Here's what the Federal Housing Finance Agency plans to do from 2013 to 2017.

The message is approved by the Treasury. The FHFA released its proposed plans back in May. This is the final version.

The FHFA admits government-led housing is not a great idea. Solving these problems depends largely on politicians making the right decisions, the paper states.

“The initiatives and strategies set forward in this plan will serve to improve current mortgage processes, inspire greater confidence among prospective market participants, and set the stage for recovery and an improved future system of housing finance,” said FHFA acting director Edward DeMarco.

DeMarco adds that it is his hope that the plan will conserve the assets of the government-sponsored enterprise while, at the same time, support the creation of a private mortgage lending environment. No private sector infrastructure exists today capable of securitizing the $100 billion per month in new mortgages being originated, the paper states.

Guidance set forth in the white paper is somewhat weak, offering a vague indication of what the FHFA intends to do. Specifics, like most of these federal indicators, are in short supply.

Particularly interesting, however, is Performance Goal 2.3. This goal reiterates FHFA dedication of expanding homeowner opportunities.

"FHFA is also committed to reducing barriers restricting borrower access to the mortgage markets," the white paper states.

Translation: Bring back subprime.

The agency also said it anticipates a larger use of short sales, deed-in-lieu and deed-for-lease options.

Furthermore, the FHFA intends to get some sort of win in its lawsuits against major banks. It will also periodically review changing g-fees, which it recently raised, as well as experiment with risk-sharing with private institutions.

The wording in the repurchase section also indicates the FHFA may increase putbacks.
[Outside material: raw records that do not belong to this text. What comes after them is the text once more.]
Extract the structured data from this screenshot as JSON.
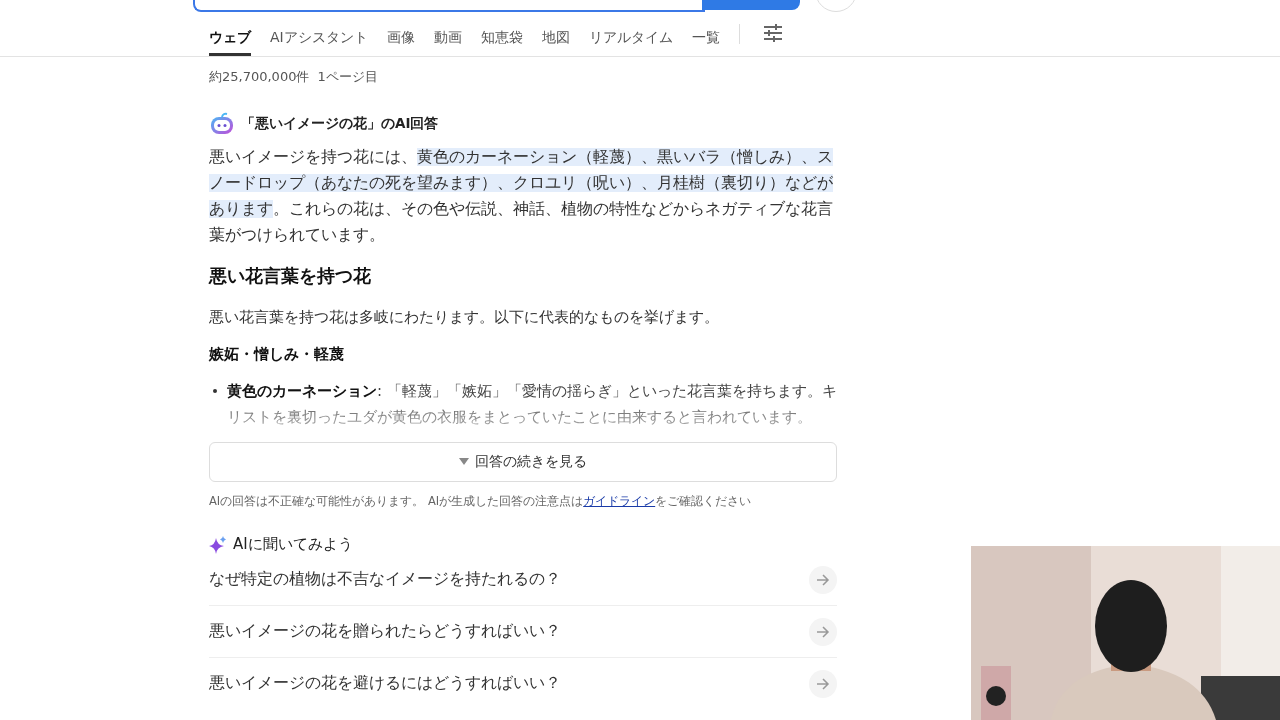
{
  "tabs": [
    {
      "label": "ウェブ",
      "selected": true
    },
    {
      "label": "AIアシスタント",
      "selected": false
    },
    {
      "label": "画像",
      "selected": false
    },
    {
      "label": "動画",
      "selected": false
    },
    {
      "label": "知恵袋",
      "selected": false
    },
    {
      "label": "地図",
      "selected": false
    },
    {
      "label": "リアルタイム",
      "selected": false
    },
    {
      "label": "一覧",
      "selected": false
    }
  ],
  "result_count": "約25,700,000件",
  "page_label": "1ページ目",
  "ai_answer": {
    "title": "「悪いイメージの花」のAI回答",
    "summary": [
      {
        "text": "悪いイメージを持つ花には、",
        "highlighted": false
      },
      {
        "text": "黄色のカーネーション（軽蔑）、黒いバラ（憎しみ）、スノードロップ（あなたの死を望みます）、クロユリ（呪い）、月桂樹（裏切り）などがあります",
        "highlighted": true
      },
      {
        "text": "。これらの花は、その色や伝説、神話、植物の特性などからネガティブな花言葉がつけられています。",
        "highlighted": false
      }
    ],
    "heading": "悪い花言葉を持つ花",
    "intro": "悪い花言葉を持つ花は多岐にわたります。以下に代表的なものを挙げます。",
    "subheading": "嫉妬・憎しみ・軽蔑",
    "bullets": [
      "**黄色のカーネーション**: 「軽蔑」「嫉妬」「愛情の揺らぎ」といった花言葉を持ちます。キリストを裏切ったユダが黄色の衣服をまとっていたことに由来すると言われています。"
    ],
    "more_button": "回答の続きを見る",
    "disclaimer": "AIの回答は不正確な可能性があります。 AIが生成した回答の注意点は",
    "disclaimer_link": "ガイドライン",
    "disclaimer_end": "をご確認ください"
  },
  "ask_ai": {
    "title": "AIに聞いてみよう",
    "questions": [
      "なぜ特定の植物は不吉なイメージを持たれるの？",
      "悪いイメージの花を贈られたらどうすればいい？",
      "悪いイメージの花を避けるにはどうすればいい？"
    ]
  }
}
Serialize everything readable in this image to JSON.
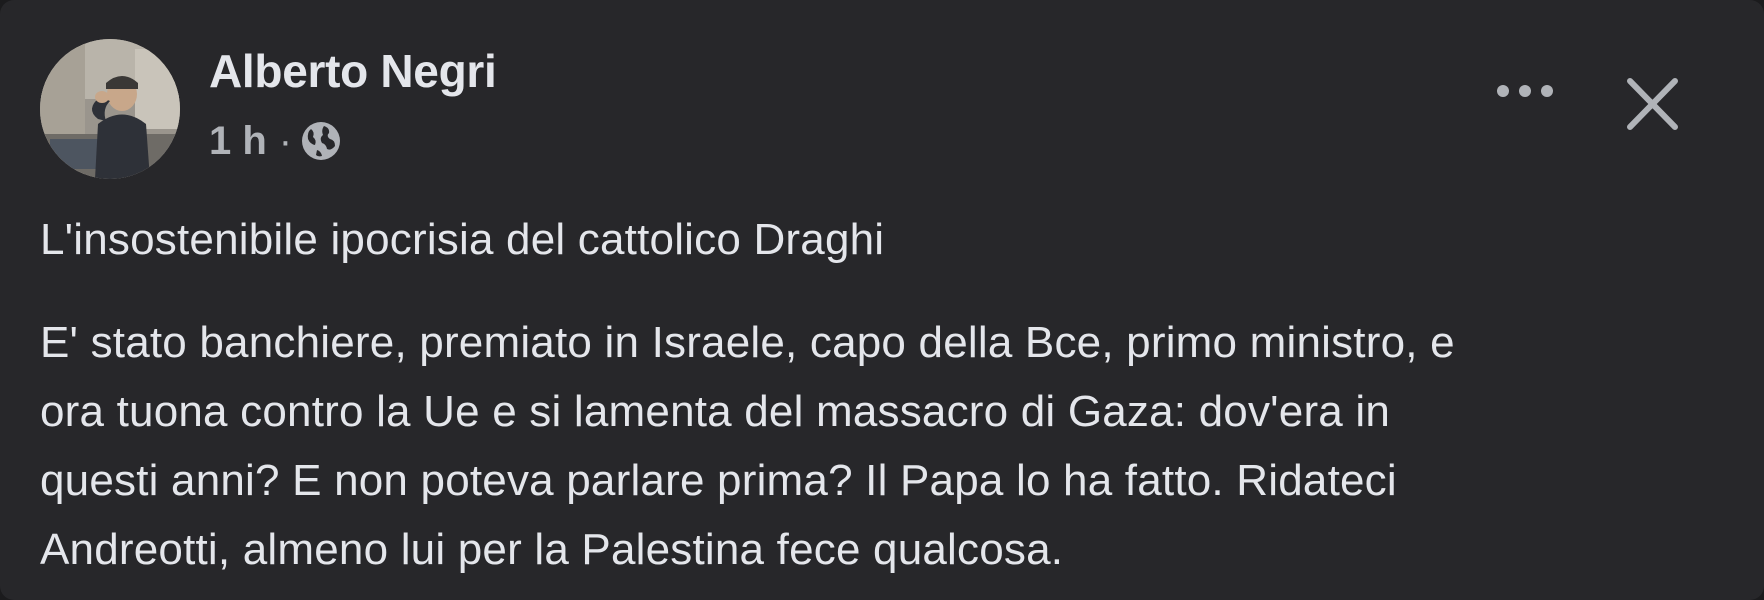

"Representations and warranties are a loan originator’s assurance to an Enterprise that a mortgage sold to the Enterprise has been underwritten as specified by contract," the paper states. "If that is found not to be the case, the originator must buy back the loan at par."